Advantages of GMAV

The GMAV process enjoys wide application due to its ability to provide high quality welded joints, for a wide range of alloys of iron and non-ferrous iron, at a low cost. GMAV also has the following benefits:

• Ability to combine a wide range of types and thicknesses of materials.
• Simple equipment components are easily accessible and affordable.
• GMAV has higher electrode efficiency, usually between 93% and 98%, compared to other welding processes.
• Higher welder efficiency and operator factor, compared to other open arc welding processes.
• GMAV easily adapts to high robot speeds, heavy automation and semi-automatic welding applications.
• Possibility of welding in all positions.
• Great seam appearance.
• Lower layer of hydrogen in the weld - generally less than 5 mL / 100 g of weld metal.
• Lower heat input compared to other welding processes.
• Minimal splashes and slag make cleaning welds quick and easy.
• Less welding fumes compared to SMAV (protected arc metal welding) and FCAV (core arc welding) processes.
• Generally, lower cost per length of weld metal applied when compared to other open arc welding processes.
• Lower electrode cost.
• Minor distortions with GMAV-P (impulse spray transfer mode), GMAV-S (short circuit transfer mode) and STT  (surface Tension Transfer ™).
• Resolves bad fit with GMAV-S and STT modes.
• Reduced welding fumes.
• Minimal cleaning after welding.

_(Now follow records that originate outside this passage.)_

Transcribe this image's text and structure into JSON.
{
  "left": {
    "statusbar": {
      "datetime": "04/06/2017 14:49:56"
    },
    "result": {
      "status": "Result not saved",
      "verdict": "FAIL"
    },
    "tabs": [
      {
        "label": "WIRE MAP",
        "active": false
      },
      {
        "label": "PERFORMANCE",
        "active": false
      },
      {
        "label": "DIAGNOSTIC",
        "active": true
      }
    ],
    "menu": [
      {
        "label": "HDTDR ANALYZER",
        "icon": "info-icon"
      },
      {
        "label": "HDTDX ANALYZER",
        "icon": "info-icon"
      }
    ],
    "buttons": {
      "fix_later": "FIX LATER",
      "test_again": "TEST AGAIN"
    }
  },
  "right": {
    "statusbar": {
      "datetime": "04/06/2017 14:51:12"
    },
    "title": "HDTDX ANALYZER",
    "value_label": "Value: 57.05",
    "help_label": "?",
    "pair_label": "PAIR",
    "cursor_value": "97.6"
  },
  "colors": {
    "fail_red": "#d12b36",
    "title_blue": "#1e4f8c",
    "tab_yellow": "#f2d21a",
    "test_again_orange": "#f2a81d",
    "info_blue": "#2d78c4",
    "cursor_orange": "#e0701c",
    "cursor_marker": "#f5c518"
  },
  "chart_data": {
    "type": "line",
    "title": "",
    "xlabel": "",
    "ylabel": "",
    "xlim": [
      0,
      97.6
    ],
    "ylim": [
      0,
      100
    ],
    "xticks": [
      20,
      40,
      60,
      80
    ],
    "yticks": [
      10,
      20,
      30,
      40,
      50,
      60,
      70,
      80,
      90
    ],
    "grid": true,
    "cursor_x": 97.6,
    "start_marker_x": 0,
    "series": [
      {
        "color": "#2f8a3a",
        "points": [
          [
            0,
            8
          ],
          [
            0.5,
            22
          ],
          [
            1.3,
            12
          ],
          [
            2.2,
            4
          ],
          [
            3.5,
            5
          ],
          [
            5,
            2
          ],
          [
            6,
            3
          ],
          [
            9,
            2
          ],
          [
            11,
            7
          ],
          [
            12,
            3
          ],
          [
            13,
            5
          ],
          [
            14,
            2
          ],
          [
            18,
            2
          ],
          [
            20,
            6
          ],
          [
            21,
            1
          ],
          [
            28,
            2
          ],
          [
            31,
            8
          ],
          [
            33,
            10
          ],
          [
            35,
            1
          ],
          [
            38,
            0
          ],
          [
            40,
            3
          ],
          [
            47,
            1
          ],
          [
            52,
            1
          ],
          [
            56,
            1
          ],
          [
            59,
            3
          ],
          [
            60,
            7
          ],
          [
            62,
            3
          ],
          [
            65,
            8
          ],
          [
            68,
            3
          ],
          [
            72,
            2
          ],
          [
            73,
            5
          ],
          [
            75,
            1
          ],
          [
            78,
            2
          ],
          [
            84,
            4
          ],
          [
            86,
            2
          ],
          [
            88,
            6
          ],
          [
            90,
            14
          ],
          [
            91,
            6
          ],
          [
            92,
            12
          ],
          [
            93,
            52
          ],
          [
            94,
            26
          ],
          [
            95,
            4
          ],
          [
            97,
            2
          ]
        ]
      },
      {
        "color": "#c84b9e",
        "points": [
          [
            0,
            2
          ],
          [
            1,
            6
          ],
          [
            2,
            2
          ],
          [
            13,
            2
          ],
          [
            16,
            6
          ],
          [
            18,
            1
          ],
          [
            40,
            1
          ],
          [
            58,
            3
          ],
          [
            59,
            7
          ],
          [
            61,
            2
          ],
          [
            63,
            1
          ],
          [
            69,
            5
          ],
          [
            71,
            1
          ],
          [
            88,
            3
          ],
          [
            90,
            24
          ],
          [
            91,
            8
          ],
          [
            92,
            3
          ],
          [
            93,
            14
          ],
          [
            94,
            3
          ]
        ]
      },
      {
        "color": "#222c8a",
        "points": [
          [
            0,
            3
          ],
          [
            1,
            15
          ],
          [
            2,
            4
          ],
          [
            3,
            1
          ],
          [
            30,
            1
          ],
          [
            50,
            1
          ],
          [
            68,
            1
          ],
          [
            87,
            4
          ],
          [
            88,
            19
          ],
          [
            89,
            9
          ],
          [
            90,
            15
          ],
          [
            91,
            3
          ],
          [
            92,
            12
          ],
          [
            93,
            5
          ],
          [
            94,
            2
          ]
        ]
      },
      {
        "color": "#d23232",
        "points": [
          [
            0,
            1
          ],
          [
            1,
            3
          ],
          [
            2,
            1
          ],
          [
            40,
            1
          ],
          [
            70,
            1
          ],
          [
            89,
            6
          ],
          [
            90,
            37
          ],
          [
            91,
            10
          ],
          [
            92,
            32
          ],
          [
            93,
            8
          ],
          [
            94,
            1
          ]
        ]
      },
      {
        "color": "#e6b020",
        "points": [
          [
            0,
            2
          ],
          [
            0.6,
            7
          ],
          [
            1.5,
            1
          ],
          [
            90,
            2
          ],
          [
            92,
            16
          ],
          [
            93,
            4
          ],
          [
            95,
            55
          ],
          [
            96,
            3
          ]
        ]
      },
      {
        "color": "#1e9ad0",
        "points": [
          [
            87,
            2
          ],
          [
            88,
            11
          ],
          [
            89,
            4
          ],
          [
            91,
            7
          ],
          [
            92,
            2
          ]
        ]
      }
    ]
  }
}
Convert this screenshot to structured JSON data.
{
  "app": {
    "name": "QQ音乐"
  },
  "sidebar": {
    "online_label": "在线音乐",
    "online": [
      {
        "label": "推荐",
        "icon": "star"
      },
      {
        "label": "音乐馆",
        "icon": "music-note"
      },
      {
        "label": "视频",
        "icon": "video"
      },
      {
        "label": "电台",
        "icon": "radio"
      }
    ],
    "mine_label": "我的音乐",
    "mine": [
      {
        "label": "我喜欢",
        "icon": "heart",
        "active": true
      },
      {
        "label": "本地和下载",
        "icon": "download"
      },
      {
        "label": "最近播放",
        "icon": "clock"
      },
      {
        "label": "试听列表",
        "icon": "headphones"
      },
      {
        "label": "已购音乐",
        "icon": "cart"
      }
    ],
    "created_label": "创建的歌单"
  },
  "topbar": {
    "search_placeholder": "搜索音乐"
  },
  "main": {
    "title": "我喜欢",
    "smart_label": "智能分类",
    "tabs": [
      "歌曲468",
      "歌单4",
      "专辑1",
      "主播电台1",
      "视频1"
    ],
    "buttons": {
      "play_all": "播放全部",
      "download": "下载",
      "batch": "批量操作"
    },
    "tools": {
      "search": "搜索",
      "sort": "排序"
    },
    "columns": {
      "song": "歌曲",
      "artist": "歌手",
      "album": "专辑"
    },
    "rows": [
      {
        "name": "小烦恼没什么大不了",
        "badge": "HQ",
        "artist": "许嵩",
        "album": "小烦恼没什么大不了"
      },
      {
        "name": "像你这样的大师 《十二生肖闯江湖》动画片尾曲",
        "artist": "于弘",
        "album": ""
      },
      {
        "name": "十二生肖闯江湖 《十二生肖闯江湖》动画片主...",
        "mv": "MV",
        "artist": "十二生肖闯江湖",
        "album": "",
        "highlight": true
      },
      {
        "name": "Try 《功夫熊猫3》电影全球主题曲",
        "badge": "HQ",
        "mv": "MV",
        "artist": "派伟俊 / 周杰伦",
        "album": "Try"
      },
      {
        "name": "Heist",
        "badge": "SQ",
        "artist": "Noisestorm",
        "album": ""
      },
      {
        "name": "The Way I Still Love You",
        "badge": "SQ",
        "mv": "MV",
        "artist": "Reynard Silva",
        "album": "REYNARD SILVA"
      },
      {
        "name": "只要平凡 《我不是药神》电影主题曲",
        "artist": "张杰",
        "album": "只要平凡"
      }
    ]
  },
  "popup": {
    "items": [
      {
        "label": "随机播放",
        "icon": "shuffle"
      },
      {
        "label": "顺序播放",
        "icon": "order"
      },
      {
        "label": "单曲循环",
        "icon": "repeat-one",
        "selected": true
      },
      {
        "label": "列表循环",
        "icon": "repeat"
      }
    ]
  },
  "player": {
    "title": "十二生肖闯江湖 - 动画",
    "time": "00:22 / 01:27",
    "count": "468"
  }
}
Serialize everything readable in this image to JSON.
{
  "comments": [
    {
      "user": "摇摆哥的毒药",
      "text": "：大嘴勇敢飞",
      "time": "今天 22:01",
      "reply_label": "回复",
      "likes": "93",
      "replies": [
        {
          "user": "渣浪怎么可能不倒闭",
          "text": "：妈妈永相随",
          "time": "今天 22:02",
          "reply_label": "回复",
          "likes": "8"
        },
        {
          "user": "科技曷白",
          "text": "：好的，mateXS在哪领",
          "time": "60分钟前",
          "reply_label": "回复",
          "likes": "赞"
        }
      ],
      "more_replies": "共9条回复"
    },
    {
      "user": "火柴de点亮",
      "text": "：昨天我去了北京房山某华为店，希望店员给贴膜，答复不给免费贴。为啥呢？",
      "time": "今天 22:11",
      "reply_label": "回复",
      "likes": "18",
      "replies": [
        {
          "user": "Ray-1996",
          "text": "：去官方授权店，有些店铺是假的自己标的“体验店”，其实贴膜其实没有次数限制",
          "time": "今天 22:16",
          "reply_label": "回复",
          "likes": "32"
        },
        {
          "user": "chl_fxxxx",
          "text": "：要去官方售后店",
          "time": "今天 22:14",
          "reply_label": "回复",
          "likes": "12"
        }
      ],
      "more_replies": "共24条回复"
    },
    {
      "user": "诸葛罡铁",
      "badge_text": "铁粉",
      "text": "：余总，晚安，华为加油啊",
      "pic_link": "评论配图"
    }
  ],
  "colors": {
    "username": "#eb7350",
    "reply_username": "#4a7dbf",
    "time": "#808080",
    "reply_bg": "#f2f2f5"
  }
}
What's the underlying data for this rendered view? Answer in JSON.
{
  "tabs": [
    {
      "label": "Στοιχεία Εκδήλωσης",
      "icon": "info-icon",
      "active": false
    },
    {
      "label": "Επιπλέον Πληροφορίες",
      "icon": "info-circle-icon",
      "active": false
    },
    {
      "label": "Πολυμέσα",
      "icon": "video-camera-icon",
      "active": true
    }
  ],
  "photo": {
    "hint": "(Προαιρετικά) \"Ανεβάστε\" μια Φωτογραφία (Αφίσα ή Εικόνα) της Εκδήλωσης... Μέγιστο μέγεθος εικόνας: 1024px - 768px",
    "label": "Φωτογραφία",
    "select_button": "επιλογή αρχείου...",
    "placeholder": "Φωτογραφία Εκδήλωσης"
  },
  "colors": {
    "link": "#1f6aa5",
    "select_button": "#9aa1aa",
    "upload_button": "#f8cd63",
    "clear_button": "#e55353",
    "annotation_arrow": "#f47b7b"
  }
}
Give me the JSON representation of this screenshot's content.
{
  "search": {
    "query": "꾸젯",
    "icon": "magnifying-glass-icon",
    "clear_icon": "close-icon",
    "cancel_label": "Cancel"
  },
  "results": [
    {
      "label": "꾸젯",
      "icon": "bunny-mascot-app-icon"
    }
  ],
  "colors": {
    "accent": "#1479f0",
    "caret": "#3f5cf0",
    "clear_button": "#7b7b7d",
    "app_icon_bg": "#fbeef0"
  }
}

Limitations of GMAV

• Lower thermal input, short-circuit characteristic, metal transfer mode limits its use to thin materials.
• Higher heat input and axial spray transfer generally limit its use for material thicknesses.
• The higher heat input mode of the axial spray is limited to straight or horizontal welding positions.
• The use of shielding gas based on argon for axial spraying and pulse spray transfer regimes are expensive than 100% carbon dioxide (CO2).